The 53-year-old is blown away by the dominance of the German and European champions and singled out Arjen Robben for praise
German icon Lothar Matthaus said Bayern Munich are the most dominant team he has seen throughout his illustrious career.
Jupp Heynckes guided Bayern to an historic treble last season, winning the Bundesliga, Champions League and DFB-Pokal.
Bayern have continued their record-breaking ways under Pep Guardiola, remaining unbeaten en route to retaining their Bundesliga crown with seven games to spare.
The German giants are also in the Champions League quarter-finals as they look to claim back-to-back titles, while Kaiserslautern stand in their way of a third consecutive DFB-Pokal final appearance.
Matthaus, who won the Bundesliga seven times during two spells with Bayern, has been blown away by the club’s dominance throughout Europe.
“The players certainly enjoy hearing the numbers,” Matthaus said.
“It’s something they can always be proud of having been part of. And I doubt if many of these records will be improved on again in the foreseeable future.
“In all my years as a player and coach, whether in Italy, Spain or anywhere else, I’ve never encountered a team as dominant as FC Bayern have been over the past couple of seasons.”
Matthaus reserved praise for Dutch winger Arjen Robben, who has become one of Bayern’s key players after a difficult start to life in Munich.
Robben, perceived as a selfish player by some pundits, often found himself on the bench during stages of last season but forced his way into the team as Bayern triumphed over rivals Borussia Dortmund in the European final at Wembley.
The 30-year-old is now one of the first names read out on Bayern’s team sheet alongside fellow speedster Franck Ribery.
“There was a widely held perception that Arjen could be a bit egotistical out on the pitch,” Matthaus said. “And on top of that, he’s been very injury-prone.

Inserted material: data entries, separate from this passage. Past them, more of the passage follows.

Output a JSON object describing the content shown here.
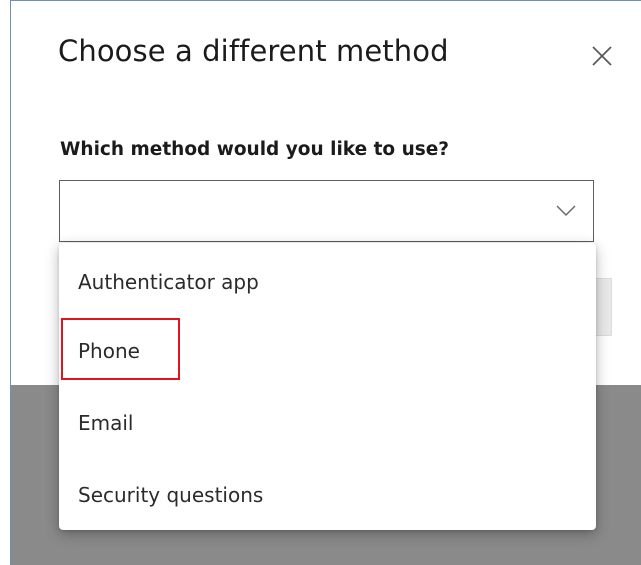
{
  "dialog": {
    "title": "Choose a different method",
    "close_icon": "close-icon",
    "question": "Which method would you like to use?",
    "select": {
      "value": "",
      "chevron_icon": "chevron-down-icon",
      "options": [
        "Authenticator app",
        "Phone",
        "Email",
        "Security questions"
      ]
    }
  },
  "annotation": {
    "highlighted_option": "Phone",
    "color": "#e3141b"
  },
  "colors": {
    "backdrop": "#8a8a8a",
    "border_accent": "#6f8fb9",
    "text": "#1b1b1b"
  }
}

“Neither of those factors have applied this season. He’s profited the most from the change of coach and you can see it in his body language.
“He plays with his head up and he’s constantly pressing forward.”